TASK INSTRUCTIONS: Print all entries word for word.
### THE INPUT ###
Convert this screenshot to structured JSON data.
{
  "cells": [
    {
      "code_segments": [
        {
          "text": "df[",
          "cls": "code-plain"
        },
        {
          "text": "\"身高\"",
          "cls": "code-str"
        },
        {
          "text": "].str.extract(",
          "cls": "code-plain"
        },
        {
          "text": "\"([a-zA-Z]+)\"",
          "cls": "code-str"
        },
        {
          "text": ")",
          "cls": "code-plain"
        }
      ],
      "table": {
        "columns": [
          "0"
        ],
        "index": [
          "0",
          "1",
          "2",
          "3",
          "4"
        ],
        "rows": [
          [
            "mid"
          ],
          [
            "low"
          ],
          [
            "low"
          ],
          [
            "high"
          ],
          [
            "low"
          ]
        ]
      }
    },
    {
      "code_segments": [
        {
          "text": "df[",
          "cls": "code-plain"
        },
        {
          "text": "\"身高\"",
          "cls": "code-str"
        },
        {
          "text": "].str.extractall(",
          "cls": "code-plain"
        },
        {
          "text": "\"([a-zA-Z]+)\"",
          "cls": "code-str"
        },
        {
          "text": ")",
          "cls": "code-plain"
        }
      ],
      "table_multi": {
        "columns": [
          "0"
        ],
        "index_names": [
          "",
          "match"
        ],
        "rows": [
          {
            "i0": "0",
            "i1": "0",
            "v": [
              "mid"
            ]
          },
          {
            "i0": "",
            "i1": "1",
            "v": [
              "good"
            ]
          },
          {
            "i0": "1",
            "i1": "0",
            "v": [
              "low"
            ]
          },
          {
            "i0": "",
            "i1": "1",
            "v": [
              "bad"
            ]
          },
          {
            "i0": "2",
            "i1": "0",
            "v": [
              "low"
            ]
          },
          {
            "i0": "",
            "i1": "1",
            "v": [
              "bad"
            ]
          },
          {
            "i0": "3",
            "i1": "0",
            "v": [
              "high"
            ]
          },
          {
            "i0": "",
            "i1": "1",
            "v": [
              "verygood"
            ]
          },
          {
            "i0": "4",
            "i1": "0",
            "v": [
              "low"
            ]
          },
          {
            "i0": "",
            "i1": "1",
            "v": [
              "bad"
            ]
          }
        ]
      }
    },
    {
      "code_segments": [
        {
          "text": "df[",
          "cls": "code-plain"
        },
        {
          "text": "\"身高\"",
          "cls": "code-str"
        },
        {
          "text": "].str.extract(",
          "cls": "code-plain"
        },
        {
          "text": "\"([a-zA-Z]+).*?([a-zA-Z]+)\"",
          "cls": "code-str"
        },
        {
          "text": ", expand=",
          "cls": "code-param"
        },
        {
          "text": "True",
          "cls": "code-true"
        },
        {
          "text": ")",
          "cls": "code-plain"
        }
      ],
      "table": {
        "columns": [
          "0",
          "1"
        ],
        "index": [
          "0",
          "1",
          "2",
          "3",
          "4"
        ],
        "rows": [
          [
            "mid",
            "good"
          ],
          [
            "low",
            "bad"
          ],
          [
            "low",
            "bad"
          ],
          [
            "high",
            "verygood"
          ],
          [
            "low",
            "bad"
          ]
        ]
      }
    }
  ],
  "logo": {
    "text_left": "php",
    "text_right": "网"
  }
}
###
WRITTEN ANSWER:
Convert this screenshot to structured JSON data.
{
  "cells": [
    {
      "code_segments": [
        {
          "text": "df[",
          "cls": "code-plain"
        },
        {
          "text": "\"身高\"",
          "cls": "code-str"
        },
        {
          "text": "].str.extract(",
          "cls": "code-plain"
        },
        {
          "text": "\"([a-zA-Z]+)\"",
          "cls": "code-str"
        },
        {
          "text": ")",
          "cls": "code-plain"
        }
      ],
      "table": {
        "columns": [
          "0"
        ],
        "index": [
          "0",
          "1",
          "2",
          "3",
          "4"
        ],
        "rows": [
          [
            "mid"
          ],
          [
            "low"
          ],
          [
            "low"
          ],
          [
            "high"
          ],
          [
            "low"
          ]
        ]
      }
    },
    {
      "code_segments": [
        {
          "text": "df[",
          "cls": "code-plain"
        },
        {
          "text": "\"身高\"",
          "cls": "code-str"
        },
        {
          "text": "].str.extractall(",
          "cls": "code-plain"
        },
        {
          "text": "\"([a-zA-Z]+)\"",
          "cls": "code-str"
        },
        {
          "text": ")",
          "cls": "code-plain"
        }
      ],
      "table_multi": {
        "columns": [
          "0"
        ],
        "index_names": [
          "",
          "match"
        ],
        "rows": [
          {
            "i0": "0",
            "i1": "0",
            "v": [
              "mid"
            ]
          },
          {
            "i0": "",
            "i1": "1",
            "v": [
              "good"
            ]
          },
          {
            "i0": "1",
            "i1": "0",
            "v": [
              "low"
            ]
          },
          {
            "i0": "",
            "i1": "1",
            "v": [
              "bad"
            ]
          },
          {
            "i0": "2",
            "i1": "0",
            "v": [
              "low"
            ]
          },
          {
            "i0": "",
            "i1": "1",
            "v": [
              "bad"
            ]
          },
          {
            "i0": "3",
            "i1": "0",
            "v": [
              "high"
            ]
          },
          {
            "i0": "",
            "i1": "1",
            "v": [
              "verygood"
            ]
          },
          {
            "i0": "4",
            "i1": "0",
            "v": [
              "low"
            ]
          },
          {
            "i0": "",
            "i1": "1",
            "v": [
              "bad"
            ]
          }
        ]
      }
    },
    {
      "code_segments": [
        {
          "text": "df[",
          "cls": "code-plain"
        },
        {
          "text": "\"身高\"",
          "cls": "code-str"
        },
        {
          "text": "].str.extract(",
          "cls": "code-plain"
        },
        {
          "text": "\"([a-zA-Z]+).*?([a-zA-Z]+)\"",
          "cls": "code-str"
        },
        {
          "text": ", expand=",
          "cls": "code-param"
        },
        {
          "text": "True",
          "cls": "code-true"
        },
        {
          "text": ")",
          "cls": "code-plain"
        }
      ],
      "table": {
        "columns": [
          "0",
          "1"
        ],
        "index": [
          "0",
          "1",
          "2",
          "3",
          "4"
        ],
        "rows": [
          [
            "mid",
            "good"
          ],
          [
            "low",
            "bad"
          ],
          [
            "low",
            "bad"
          ],
          [
            "high",
            "verygood"
          ],
          [
            "low",
            "bad"
          ]
        ]
      }
    }
  ],
  "logo": {
    "text_left": "php",
    "text_right": "网"
  }
}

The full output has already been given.